What you have to do:
From the entries below, copy each line in which the word "icon" occurs.

Data under study:

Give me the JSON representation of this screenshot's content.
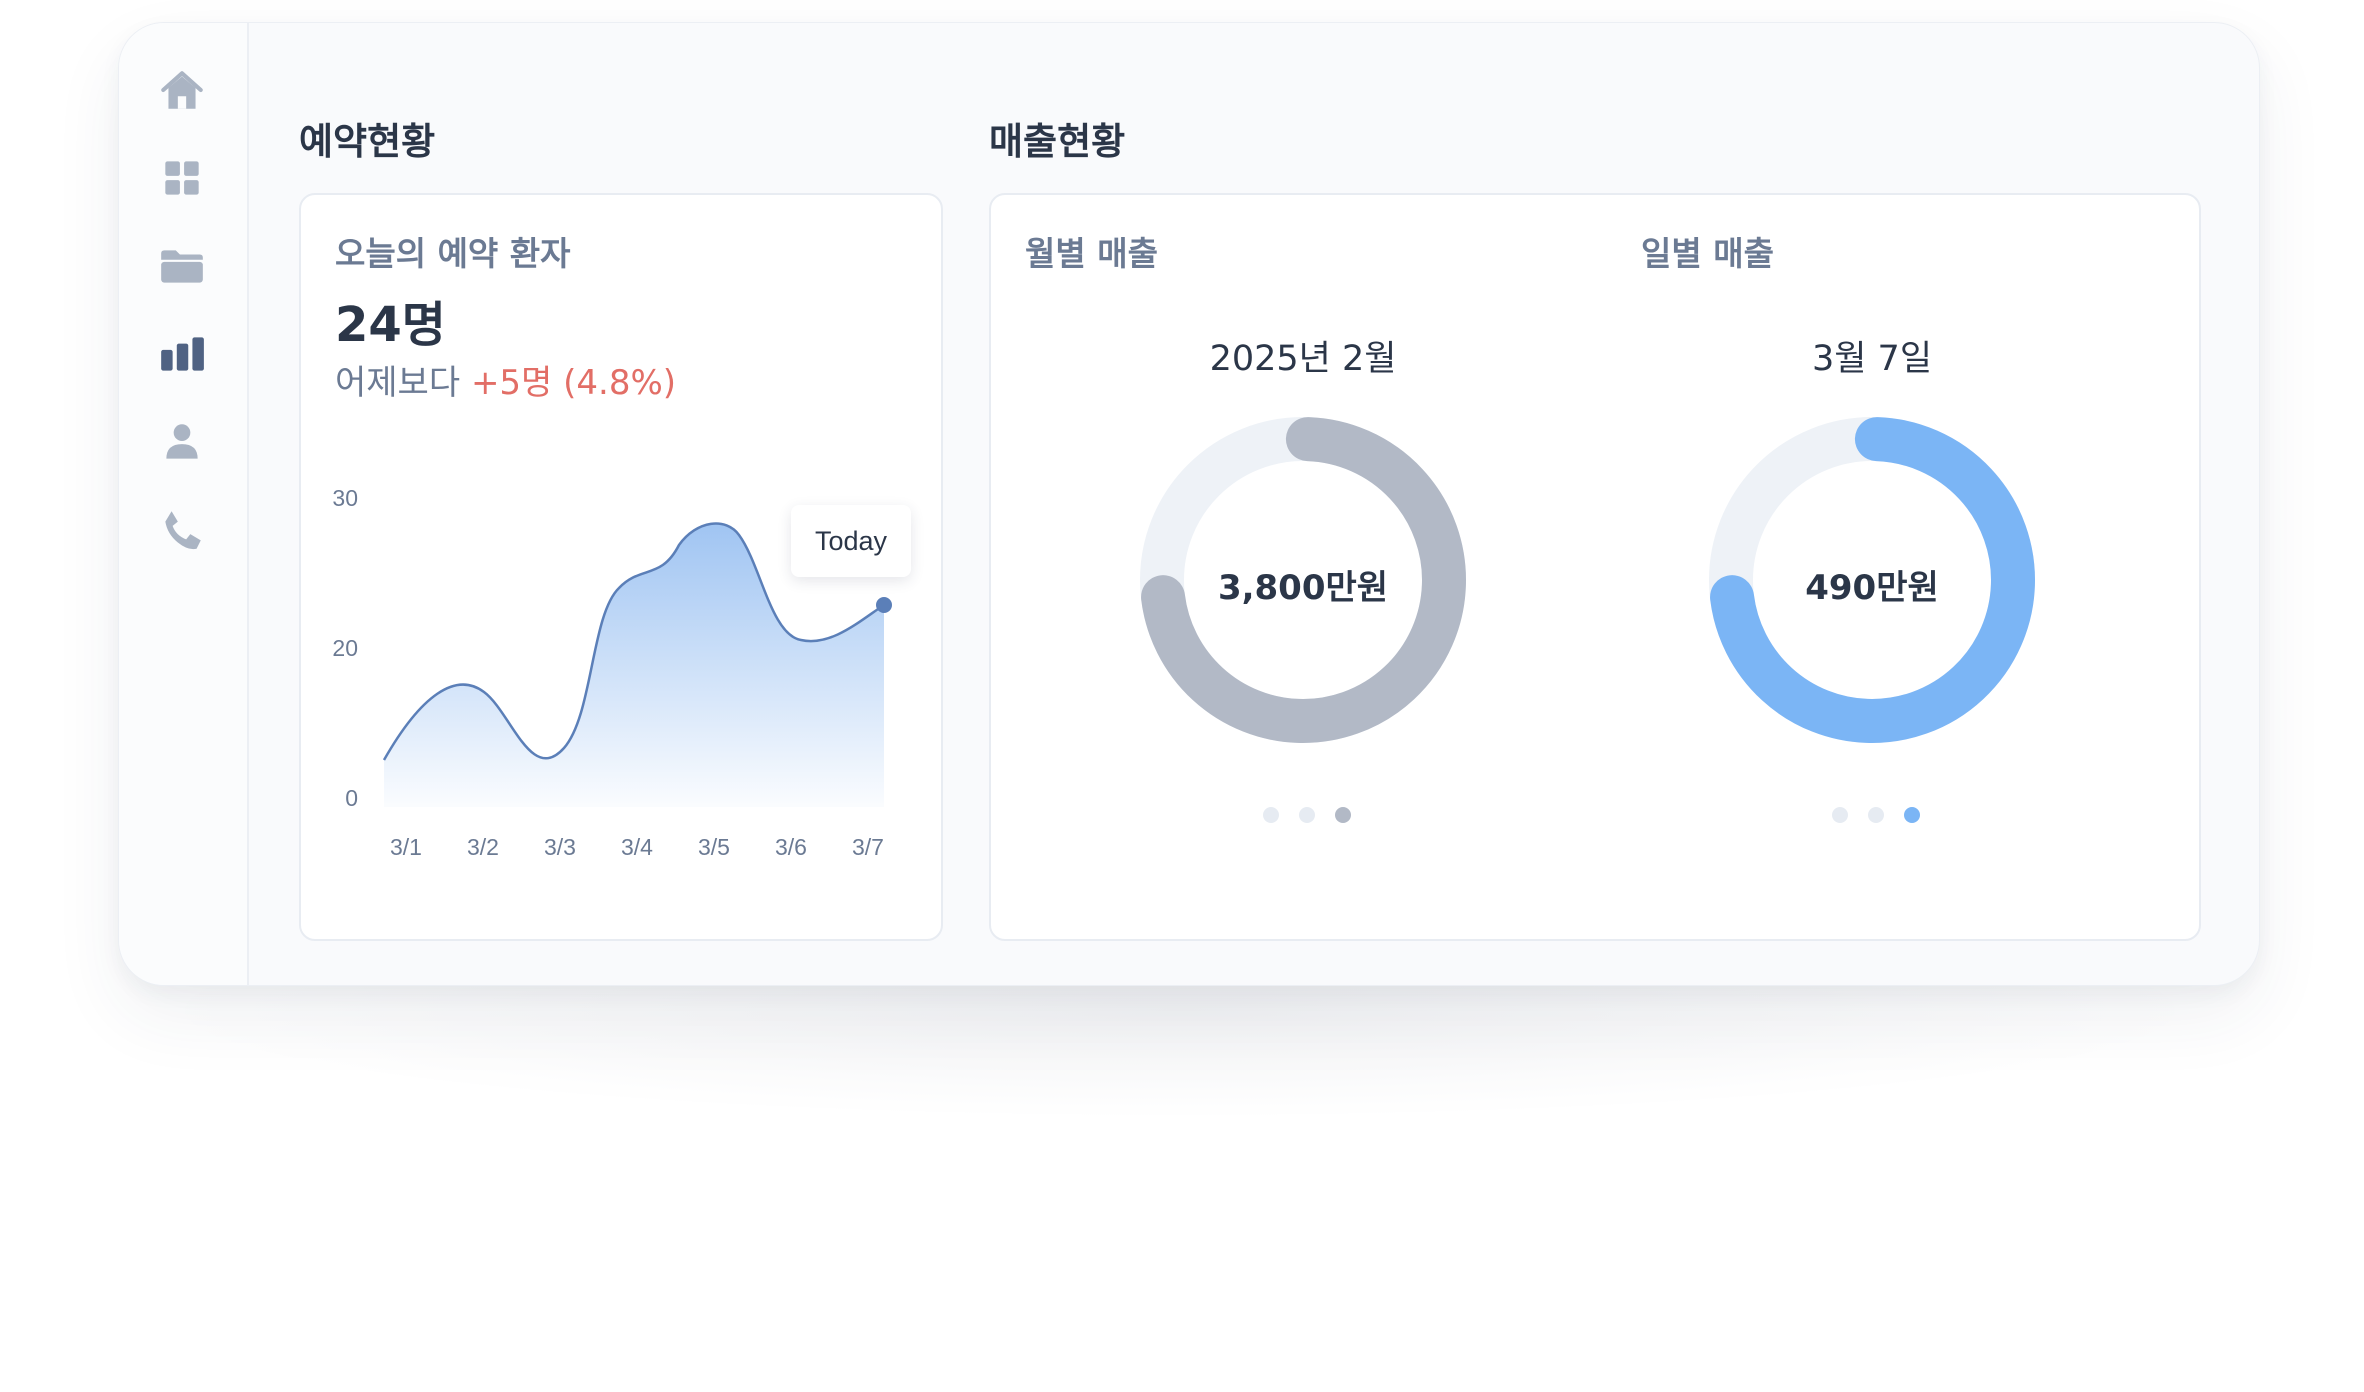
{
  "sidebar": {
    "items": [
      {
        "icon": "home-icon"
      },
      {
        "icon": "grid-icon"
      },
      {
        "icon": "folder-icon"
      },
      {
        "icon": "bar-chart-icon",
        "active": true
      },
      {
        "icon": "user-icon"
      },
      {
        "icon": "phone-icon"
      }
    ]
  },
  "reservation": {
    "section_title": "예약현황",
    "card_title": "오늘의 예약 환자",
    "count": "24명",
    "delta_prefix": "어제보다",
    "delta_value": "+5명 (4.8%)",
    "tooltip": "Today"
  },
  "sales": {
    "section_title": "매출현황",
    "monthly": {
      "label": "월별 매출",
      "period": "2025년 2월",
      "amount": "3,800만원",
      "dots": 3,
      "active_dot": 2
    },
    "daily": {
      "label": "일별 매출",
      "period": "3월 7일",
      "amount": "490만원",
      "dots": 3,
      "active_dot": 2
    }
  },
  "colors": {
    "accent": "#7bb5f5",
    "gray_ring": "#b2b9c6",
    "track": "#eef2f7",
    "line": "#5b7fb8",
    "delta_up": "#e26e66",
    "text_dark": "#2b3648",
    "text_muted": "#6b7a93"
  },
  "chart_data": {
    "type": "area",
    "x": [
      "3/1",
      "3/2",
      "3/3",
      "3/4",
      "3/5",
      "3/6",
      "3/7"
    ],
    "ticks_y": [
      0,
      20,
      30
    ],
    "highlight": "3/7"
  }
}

Written reply:
        "icon": "home-icon"
        "icon": "grid-icon"
        "icon": "folder-icon"
        "icon": "bar-chart-icon",
        "icon": "user-icon"
        "icon": "phone-icon"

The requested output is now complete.